*PROBLEM DETAILS*
Output all records exactly, with no images.

========

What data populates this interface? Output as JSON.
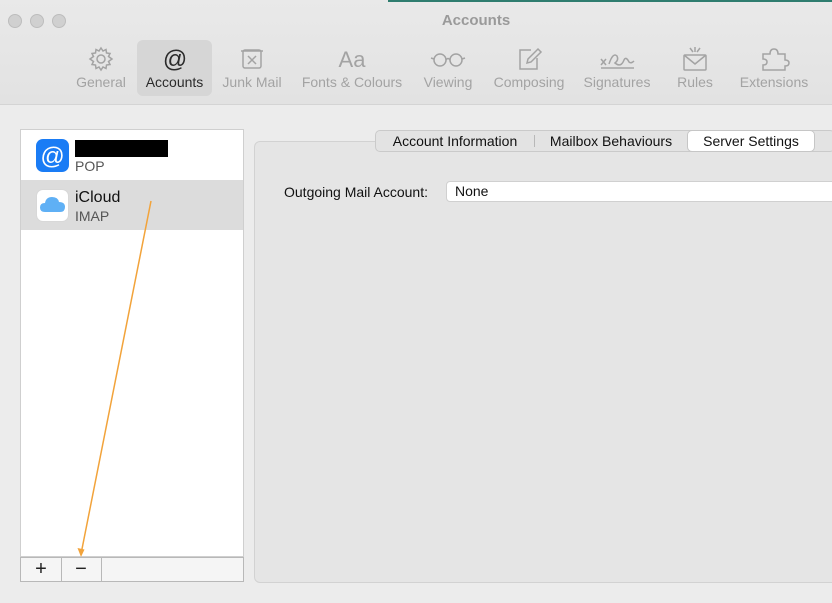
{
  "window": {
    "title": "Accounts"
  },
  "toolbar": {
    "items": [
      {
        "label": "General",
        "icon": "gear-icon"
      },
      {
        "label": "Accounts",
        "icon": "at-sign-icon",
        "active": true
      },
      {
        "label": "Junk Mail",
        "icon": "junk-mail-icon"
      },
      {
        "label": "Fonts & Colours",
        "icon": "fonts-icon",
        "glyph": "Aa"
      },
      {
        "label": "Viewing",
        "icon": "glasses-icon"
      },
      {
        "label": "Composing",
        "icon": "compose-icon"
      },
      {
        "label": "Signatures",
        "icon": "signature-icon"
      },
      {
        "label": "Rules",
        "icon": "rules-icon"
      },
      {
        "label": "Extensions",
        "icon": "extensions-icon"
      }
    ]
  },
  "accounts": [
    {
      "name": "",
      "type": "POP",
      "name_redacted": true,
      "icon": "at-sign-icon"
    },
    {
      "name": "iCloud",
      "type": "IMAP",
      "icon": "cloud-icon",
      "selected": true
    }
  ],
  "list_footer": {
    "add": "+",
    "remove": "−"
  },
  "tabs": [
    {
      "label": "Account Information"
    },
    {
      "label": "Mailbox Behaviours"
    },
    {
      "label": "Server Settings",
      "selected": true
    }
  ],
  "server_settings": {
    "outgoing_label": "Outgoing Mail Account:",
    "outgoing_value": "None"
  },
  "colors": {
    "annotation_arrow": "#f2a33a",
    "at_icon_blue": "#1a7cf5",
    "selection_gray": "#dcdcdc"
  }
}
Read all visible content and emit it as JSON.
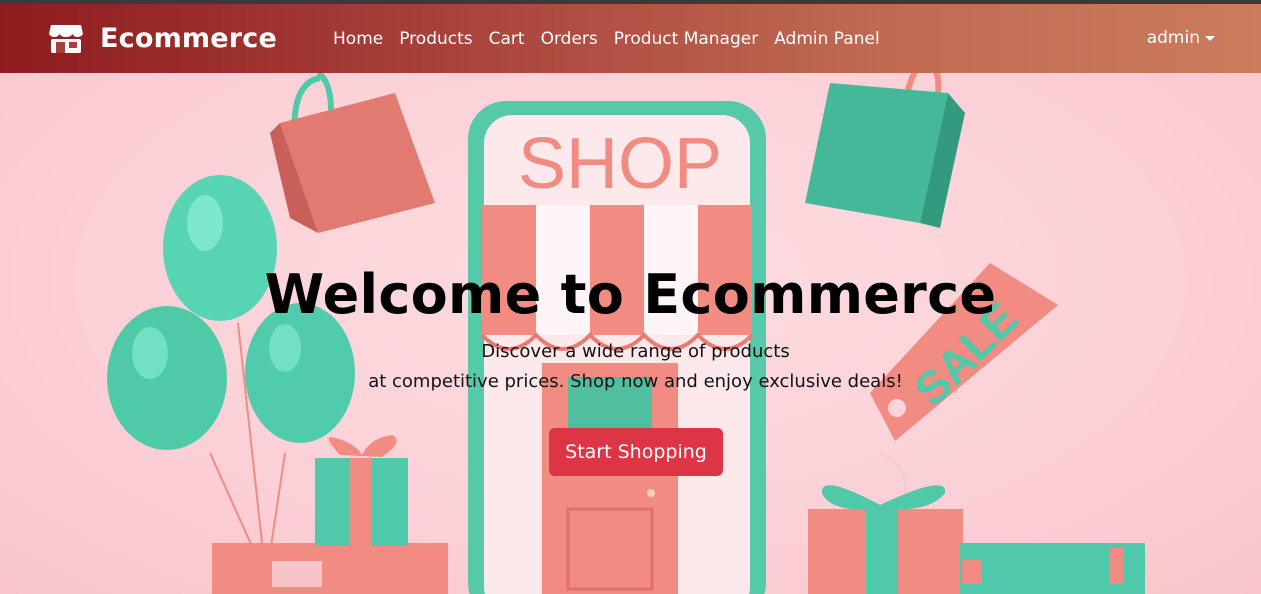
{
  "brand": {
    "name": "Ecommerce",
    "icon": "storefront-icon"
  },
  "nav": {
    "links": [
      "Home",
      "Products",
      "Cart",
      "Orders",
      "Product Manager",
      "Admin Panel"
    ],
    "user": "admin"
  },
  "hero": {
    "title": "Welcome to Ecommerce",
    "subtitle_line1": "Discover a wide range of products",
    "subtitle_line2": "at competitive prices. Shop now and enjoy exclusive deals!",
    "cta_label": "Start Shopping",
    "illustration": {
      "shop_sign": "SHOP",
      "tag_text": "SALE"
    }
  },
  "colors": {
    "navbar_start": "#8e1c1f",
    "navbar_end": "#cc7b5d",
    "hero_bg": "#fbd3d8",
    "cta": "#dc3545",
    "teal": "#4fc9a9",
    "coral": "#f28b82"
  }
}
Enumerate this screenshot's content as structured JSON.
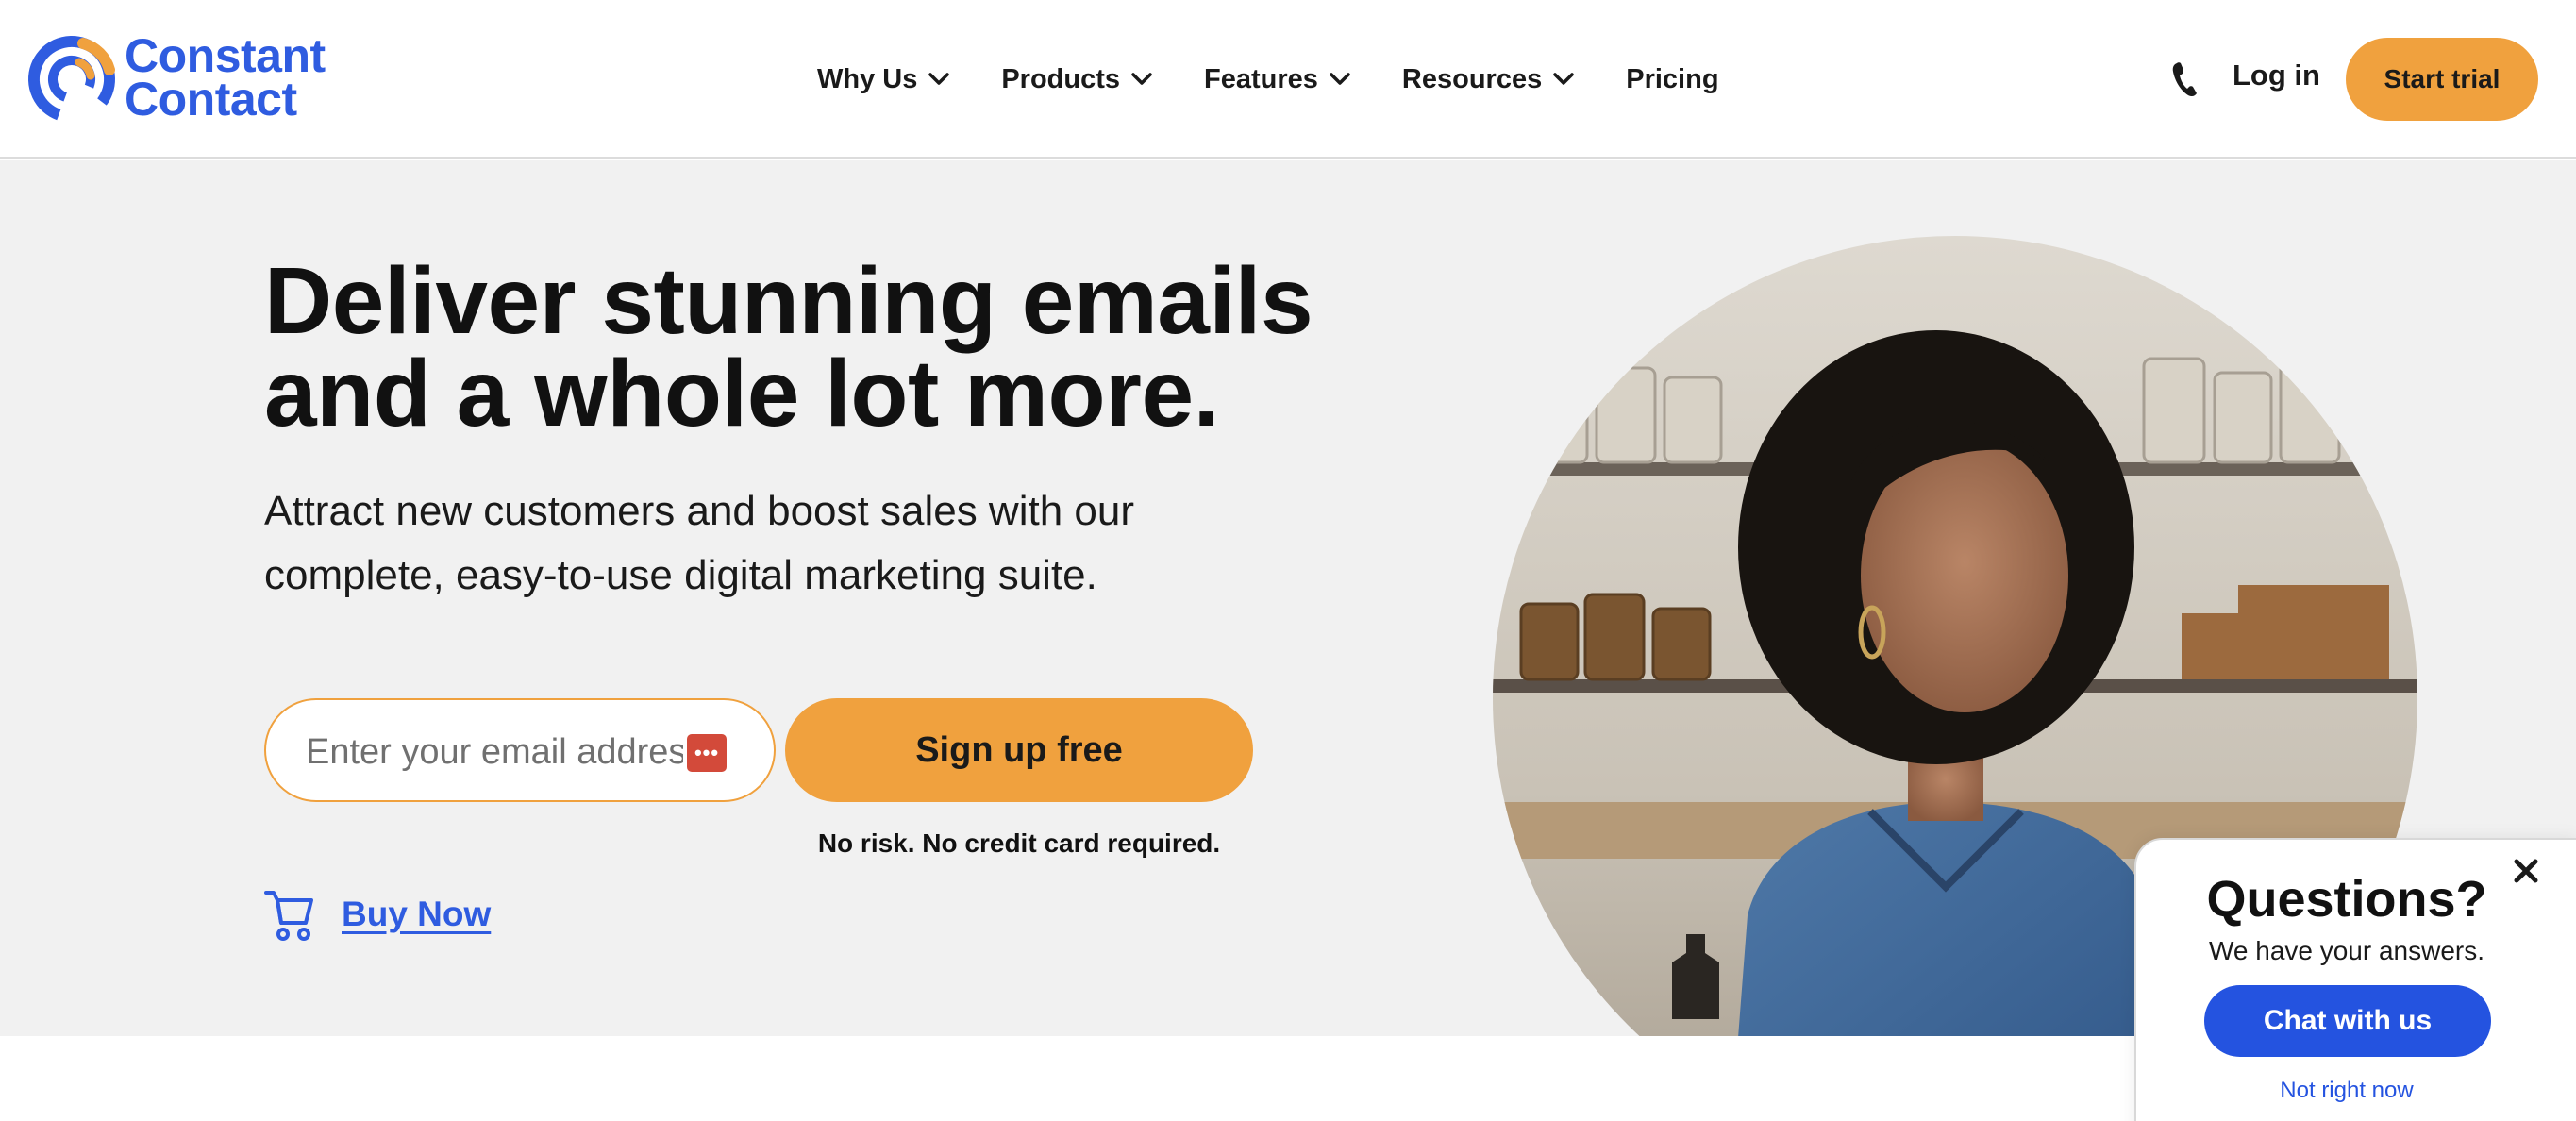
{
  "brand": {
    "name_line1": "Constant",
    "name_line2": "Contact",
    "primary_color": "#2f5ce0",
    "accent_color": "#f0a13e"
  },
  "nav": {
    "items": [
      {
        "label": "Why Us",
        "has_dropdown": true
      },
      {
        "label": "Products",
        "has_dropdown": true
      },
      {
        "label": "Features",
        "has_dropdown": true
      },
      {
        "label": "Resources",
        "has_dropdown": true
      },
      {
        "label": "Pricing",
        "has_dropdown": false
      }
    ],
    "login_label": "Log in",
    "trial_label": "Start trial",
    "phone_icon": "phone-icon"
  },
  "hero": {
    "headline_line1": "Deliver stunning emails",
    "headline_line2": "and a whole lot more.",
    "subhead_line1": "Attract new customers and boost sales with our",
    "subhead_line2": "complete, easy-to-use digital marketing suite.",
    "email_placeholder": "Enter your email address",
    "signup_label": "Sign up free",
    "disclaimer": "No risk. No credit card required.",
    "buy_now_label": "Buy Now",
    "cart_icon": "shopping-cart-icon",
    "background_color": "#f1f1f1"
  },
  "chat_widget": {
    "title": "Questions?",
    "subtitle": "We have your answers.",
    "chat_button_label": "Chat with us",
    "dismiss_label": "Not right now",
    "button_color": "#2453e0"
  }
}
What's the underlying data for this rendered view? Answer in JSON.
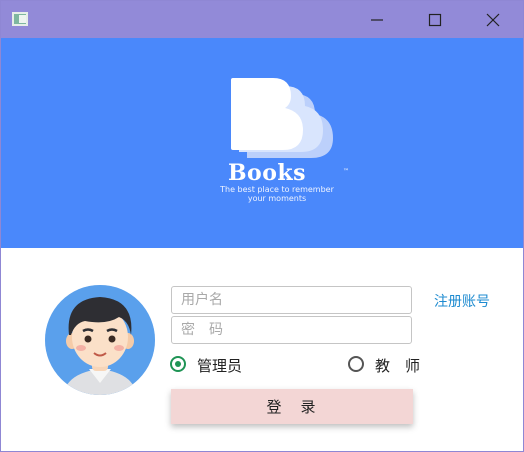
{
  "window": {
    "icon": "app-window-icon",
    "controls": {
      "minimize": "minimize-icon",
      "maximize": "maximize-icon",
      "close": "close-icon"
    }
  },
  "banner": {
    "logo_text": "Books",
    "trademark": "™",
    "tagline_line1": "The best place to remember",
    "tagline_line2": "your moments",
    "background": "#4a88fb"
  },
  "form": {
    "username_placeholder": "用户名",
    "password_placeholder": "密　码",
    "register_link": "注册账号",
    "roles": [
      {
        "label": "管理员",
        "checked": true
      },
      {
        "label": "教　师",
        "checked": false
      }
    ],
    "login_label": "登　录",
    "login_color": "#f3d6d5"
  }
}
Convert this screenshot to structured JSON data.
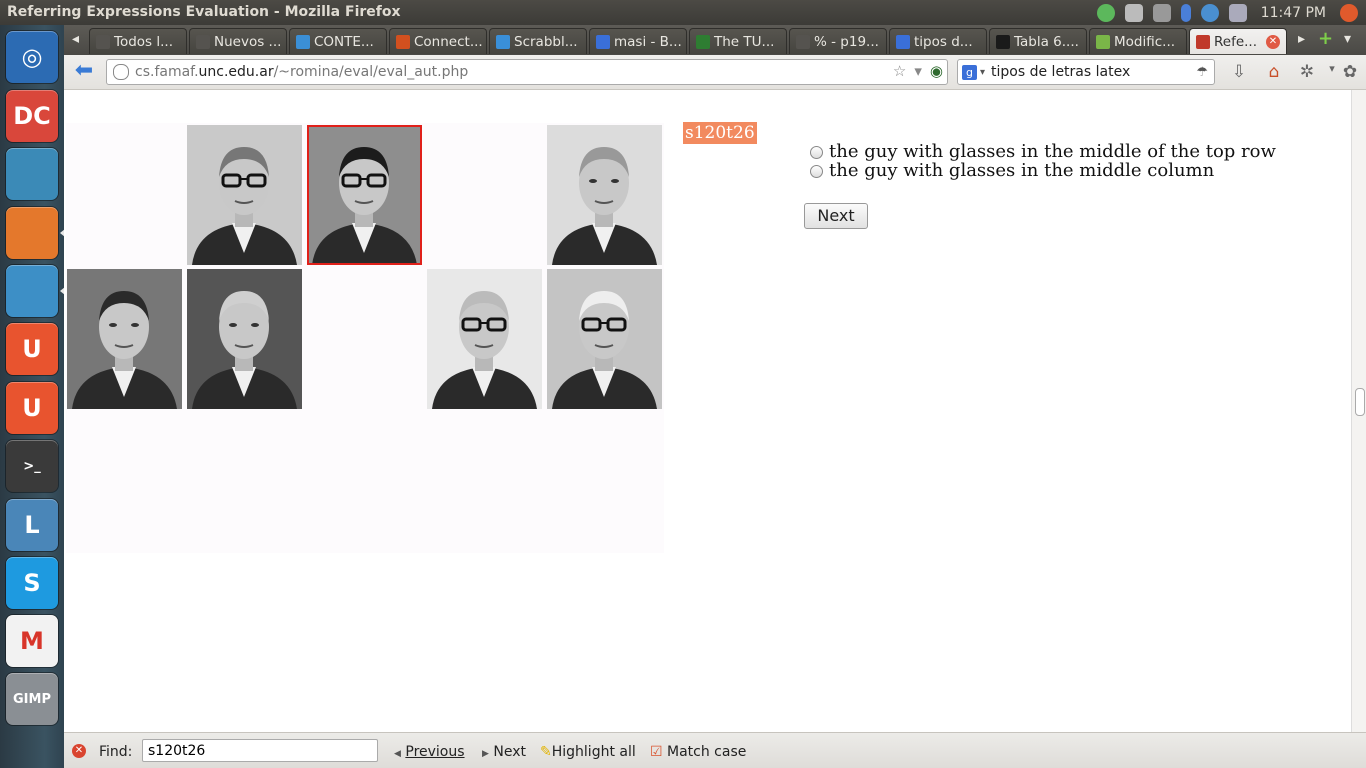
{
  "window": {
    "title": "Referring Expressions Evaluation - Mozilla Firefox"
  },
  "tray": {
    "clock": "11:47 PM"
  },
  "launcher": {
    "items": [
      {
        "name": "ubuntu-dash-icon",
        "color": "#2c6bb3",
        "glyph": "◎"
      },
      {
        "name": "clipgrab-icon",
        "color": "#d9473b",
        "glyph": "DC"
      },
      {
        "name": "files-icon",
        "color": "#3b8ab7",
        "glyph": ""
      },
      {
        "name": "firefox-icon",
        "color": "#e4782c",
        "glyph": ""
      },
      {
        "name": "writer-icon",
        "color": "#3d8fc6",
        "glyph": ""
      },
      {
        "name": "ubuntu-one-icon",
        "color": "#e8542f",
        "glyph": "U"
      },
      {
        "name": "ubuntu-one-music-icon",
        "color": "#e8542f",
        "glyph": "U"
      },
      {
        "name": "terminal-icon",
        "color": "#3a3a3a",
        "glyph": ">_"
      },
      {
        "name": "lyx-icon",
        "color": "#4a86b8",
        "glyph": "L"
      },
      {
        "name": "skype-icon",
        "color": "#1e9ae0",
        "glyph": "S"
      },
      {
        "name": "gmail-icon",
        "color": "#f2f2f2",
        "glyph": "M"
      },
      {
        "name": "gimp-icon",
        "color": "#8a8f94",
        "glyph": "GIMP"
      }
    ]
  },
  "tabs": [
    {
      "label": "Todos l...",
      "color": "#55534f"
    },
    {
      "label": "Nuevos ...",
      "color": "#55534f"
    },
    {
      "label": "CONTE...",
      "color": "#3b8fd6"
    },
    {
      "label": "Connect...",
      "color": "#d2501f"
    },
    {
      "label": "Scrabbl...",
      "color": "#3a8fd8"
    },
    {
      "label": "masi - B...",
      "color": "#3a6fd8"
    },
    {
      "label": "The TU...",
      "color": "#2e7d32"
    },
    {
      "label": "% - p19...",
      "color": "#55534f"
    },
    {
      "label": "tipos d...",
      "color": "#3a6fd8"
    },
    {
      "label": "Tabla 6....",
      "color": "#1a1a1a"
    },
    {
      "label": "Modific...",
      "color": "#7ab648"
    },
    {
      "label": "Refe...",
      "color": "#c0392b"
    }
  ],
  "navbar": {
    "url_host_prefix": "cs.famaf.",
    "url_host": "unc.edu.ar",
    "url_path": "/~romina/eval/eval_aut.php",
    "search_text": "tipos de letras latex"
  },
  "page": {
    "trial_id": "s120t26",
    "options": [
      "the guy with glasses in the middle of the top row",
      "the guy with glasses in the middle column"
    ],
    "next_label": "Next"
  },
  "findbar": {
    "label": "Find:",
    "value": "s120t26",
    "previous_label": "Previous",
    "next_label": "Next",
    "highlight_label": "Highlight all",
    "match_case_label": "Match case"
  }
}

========

*PROBLEM SOLUTION*
What data populates this interface? Output as JSON.
{
  "window": {
    "title": "Accounts"
  },
  "toolbar": {
    "items": [
      {
        "label": "General",
        "icon": "gear-icon"
      },
      {
        "label": "Accounts",
        "icon": "at-sign-icon",
        "active": true
      },
      {
        "label": "Junk Mail",
        "icon": "junk-mail-icon"
      },
      {
        "label": "Fonts & Colours",
        "icon": "fonts-icon",
        "glyph": "Aa"
      },
      {
        "label": "Viewing",
        "icon": "glasses-icon"
      },
      {
        "label": "Composing",
        "icon": "compose-icon"
      },
      {
        "label": "Signatures",
        "icon": "signature-icon"
      },
      {
        "label": "Rules",
        "icon": "rules-icon"
      },
      {
        "label": "Extensions",
        "icon": "extensions-icon"
      }
    ]
  },
  "accounts": [
    {
      "name": "",
      "type": "POP",
      "name_redacted": true,
      "icon": "at-sign-icon"
    },
    {
      "name": "iCloud",
      "type": "IMAP",
      "icon": "cloud-icon",
      "selected": true
    }
  ],
  "list_footer": {
    "add": "+",
    "remove": "−"
  },
  "tabs": [
    {
      "label": "Account Information"
    },
    {
      "label": "Mailbox Behaviours"
    },
    {
      "label": "Server Settings",
      "selected": true
    }
  ],
  "server_settings": {
    "outgoing_label": "Outgoing Mail Account:",
    "outgoing_value": "None"
  },
  "colors": {
    "annotation_arrow": "#f2a33a",
    "at_icon_blue": "#1a7cf5",
    "selection_gray": "#dcdcdc"
  }
}
Read all visible content and emit it as JSON.
{
  "brand": {
    "name": "Ecommerce",
    "icon": "storefront-icon"
  },
  "nav": {
    "links": [
      "Home",
      "Products",
      "Cart",
      "Orders",
      "Product Manager",
      "Admin Panel"
    ],
    "user": "admin"
  },
  "hero": {
    "title": "Welcome to Ecommerce",
    "subtitle_line1": "Discover a wide range of products",
    "subtitle_line2": "at competitive prices. Shop now and enjoy exclusive deals!",
    "cta_label": "Start Shopping",
    "illustration": {
      "shop_sign": "SHOP",
      "tag_text": "SALE"
    }
  },
  "colors": {
    "navbar_start": "#8e1c1f",
    "navbar_end": "#cc7b5d",
    "hero_bg": "#fbd3d8",
    "cta": "#dc3545",
    "teal": "#4fc9a9",
    "coral": "#f28b82"
  }
}
Enumerate this screenshot's content as structured JSON.
{
  "brand": {
    "name_line1": "Constant",
    "name_line2": "Contact",
    "primary_color": "#2f5ce0",
    "accent_color": "#f0a13e"
  },
  "nav": {
    "items": [
      {
        "label": "Why Us",
        "has_dropdown": true
      },
      {
        "label": "Products",
        "has_dropdown": true
      },
      {
        "label": "Features",
        "has_dropdown": true
      },
      {
        "label": "Resources",
        "has_dropdown": true
      },
      {
        "label": "Pricing",
        "has_dropdown": false
      }
    ],
    "login_label": "Log in",
    "trial_label": "Start trial",
    "phone_icon": "phone-icon"
  },
  "hero": {
    "headline_line1": "Deliver stunning emails",
    "headline_line2": "and a whole lot more.",
    "subhead_line1": "Attract new customers and boost sales with our",
    "subhead_line2": "complete, easy-to-use digital marketing suite.",
    "email_placeholder": "Enter your email address",
    "signup_label": "Sign up free",
    "disclaimer": "No risk. No credit card required.",
    "buy_now_label": "Buy Now",
    "cart_icon": "shopping-cart-icon",
    "background_color": "#f1f1f1"
  },
  "chat_widget": {
    "title": "Questions?",
    "subtitle": "We have your answers.",
    "chat_button_label": "Chat with us",
    "dismiss_label": "Not right now",
    "button_color": "#2453e0"
  }
}
What's the underlying data for this rendered view? Answer in JSON.
{
  "window": {
    "icon": "app-window-icon",
    "controls": {
      "minimize": "minimize-icon",
      "maximize": "maximize-icon",
      "close": "close-icon"
    }
  },
  "banner": {
    "logo_text": "Books",
    "trademark": "™",
    "tagline_line1": "The best place to remember",
    "tagline_line2": "your moments",
    "background": "#4a88fb"
  },
  "form": {
    "username_placeholder": "用户名",
    "password_placeholder": "密　码",
    "register_link": "注册账号",
    "roles": [
      {
        "label": "管理员",
        "checked": true
      },
      {
        "label": "教　师",
        "checked": false
      }
    ],
    "login_label": "登　录",
    "login_color": "#f3d6d5"
  }
}
Convert this screenshot to structured JSON data.
{
  "window": {
    "title": "Referring Expressions Evaluation - Mozilla Firefox"
  },
  "tray": {
    "clock": "11:47 PM"
  },
  "launcher": {
    "items": [
      {
        "name": "ubuntu-dash-icon",
        "color": "#2c6bb3",
        "glyph": "◎"
      },
      {
        "name": "clipgrab-icon",
        "color": "#d9473b",
        "glyph": "DC"
      },
      {
        "name": "files-icon",
        "color": "#3b8ab7",
        "glyph": ""
      },
      {
        "name": "firefox-icon",
        "color": "#e4782c",
        "glyph": ""
      },
      {
        "name": "writer-icon",
        "color": "#3d8fc6",
        "glyph": ""
      },
      {
        "name": "ubuntu-one-icon",
        "color": "#e8542f",
        "glyph": "U"
      },
      {
        "name": "ubuntu-one-music-icon",
        "color": "#e8542f",
        "glyph": "U"
      },
      {
        "name": "terminal-icon",
        "color": "#3a3a3a",
        "glyph": ">_"
      },
      {
        "name": "lyx-icon",
        "color": "#4a86b8",
        "glyph": "L"
      },
      {
        "name": "skype-icon",
        "color": "#1e9ae0",
        "glyph": "S"
      },
      {
        "name": "gmail-icon",
        "color": "#f2f2f2",
        "glyph": "M"
      },
      {
        "name": "gimp-icon",
        "color": "#8a8f94",
        "glyph": "GIMP"
      }
    ]
  },
  "tabs": [
    {
      "label": "Todos l...",
      "color": "#55534f"
    },
    {
      "label": "Nuevos ...",
      "color": "#55534f"
    },
    {
      "label": "CONTE...",
      "color": "#3b8fd6"
    },
    {
      "label": "Connect...",
      "color": "#d2501f"
    },
    {
      "label": "Scrabbl...",
      "color": "#3a8fd8"
    },
    {
      "label": "masi - B...",
      "color": "#3a6fd8"
    },
    {
      "label": "The TU...",
      "color": "#2e7d32"
    },
    {
      "label": "% - p19...",
      "color": "#55534f"
    },
    {
      "label": "tipos d...",
      "color": "#3a6fd8"
    },
    {
      "label": "Tabla 6....",
      "color": "#1a1a1a"
    },
    {
      "label": "Modific...",
      "color": "#7ab648"
    },
    {
      "label": "Refe...",
      "color": "#c0392b"
    }
  ],
  "navbar": {
    "url_host_prefix": "cs.famaf.",
    "url_host": "unc.edu.ar",
    "url_path": "/~romina/eval/eval_aut.php",
    "search_text": "tipos de letras latex"
  },
  "page": {
    "trial_id": "s120t26",
    "options": [
      "the guy with glasses in the middle of the top row",
      "the guy with glasses in the middle column"
    ],
    "next_label": "Next"
  },
  "findbar": {
    "label": "Find:",
    "value": "s120t26",
    "previous_label": "Previous",
    "next_label": "Next",
    "highlight_label": "Highlight all",
    "match_case_label": "Match case"
  }
}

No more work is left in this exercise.